Given information:

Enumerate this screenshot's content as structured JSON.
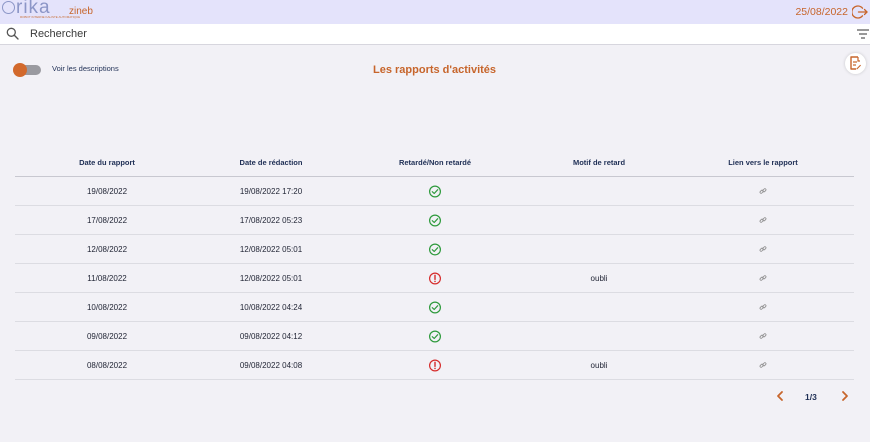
{
  "header": {
    "logo_text": "rika",
    "logo_subtitle": "ROBOT INTERNE KALISTE AUTOMATIQUE",
    "username": "zineb",
    "date": "25/08/2022"
  },
  "search": {
    "placeholder": "Rechercher"
  },
  "toolbar": {
    "toggle_label": "Voir les descriptions",
    "toggle_on": false,
    "title": "Les rapports d'activités"
  },
  "table": {
    "columns": [
      "Date du rapport",
      "Date de rédaction",
      "Retardé/Non retardé",
      "Motif de retard",
      "Lien vers le rapport"
    ],
    "rows": [
      {
        "report_date": "19/08/2022",
        "written_date": "19/08/2022 17:20",
        "late": false,
        "reason": ""
      },
      {
        "report_date": "17/08/2022",
        "written_date": "17/08/2022 05:23",
        "late": false,
        "reason": ""
      },
      {
        "report_date": "12/08/2022",
        "written_date": "12/08/2022 05:01",
        "late": false,
        "reason": ""
      },
      {
        "report_date": "11/08/2022",
        "written_date": "12/08/2022 05:01",
        "late": true,
        "reason": "oubli"
      },
      {
        "report_date": "10/08/2022",
        "written_date": "10/08/2022 04:24",
        "late": false,
        "reason": ""
      },
      {
        "report_date": "09/08/2022",
        "written_date": "09/08/2022 04:12",
        "late": false,
        "reason": ""
      },
      {
        "report_date": "08/08/2022",
        "written_date": "09/08/2022 04:08",
        "late": true,
        "reason": "oubli"
      }
    ]
  },
  "pagination": {
    "indicator": "1/3"
  },
  "colors": {
    "accent": "#c7652b",
    "on_time": "#2e9a3c",
    "late": "#d62c2c",
    "header_bg": "#e4e3fb"
  }
}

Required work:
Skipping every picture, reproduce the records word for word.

Response:
Enumerate this screenshot's content as structured JSON.
{
  "header": {
    "logo_text": "rika",
    "logo_subtitle": "ROBOT INTERNE KALISTE AUTOMATIQUE",
    "username": "zineb",
    "date": "25/08/2022"
  },
  "search": {
    "placeholder": "Rechercher"
  },
  "toolbar": {
    "toggle_label": "Voir les descriptions",
    "toggle_on": false,
    "title": "Les rapports d'activités"
  },
  "table": {
    "columns": [
      "Date du rapport",
      "Date de rédaction",
      "Retardé/Non retardé",
      "Motif de retard",
      "Lien vers le rapport"
    ],
    "rows": [
      {
        "report_date": "19/08/2022",
        "written_date": "19/08/2022 17:20",
        "late": false,
        "reason": ""
      },
      {
        "report_date": "17/08/2022",
        "written_date": "17/08/2022 05:23",
        "late": false,
        "reason": ""
      },
      {
        "report_date": "12/08/2022",
        "written_date": "12/08/2022 05:01",
        "late": false,
        "reason": ""
      },
      {
        "report_date": "11/08/2022",
        "written_date": "12/08/2022 05:01",
        "late": true,
        "reason": "oubli"
      },
      {
        "report_date": "10/08/2022",
        "written_date": "10/08/2022 04:24",
        "late": false,
        "reason": ""
      },
      {
        "report_date": "09/08/2022",
        "written_date": "09/08/2022 04:12",
        "late": false,
        "reason": ""
      },
      {
        "report_date": "08/08/2022",
        "written_date": "09/08/2022 04:08",
        "late": true,
        "reason": "oubli"
      }
    ]
  },
  "pagination": {
    "indicator": "1/3"
  },
  "colors": {
    "accent": "#c7652b",
    "on_time": "#2e9a3c",
    "late": "#d62c2c",
    "header_bg": "#e4e3fb"
  }
}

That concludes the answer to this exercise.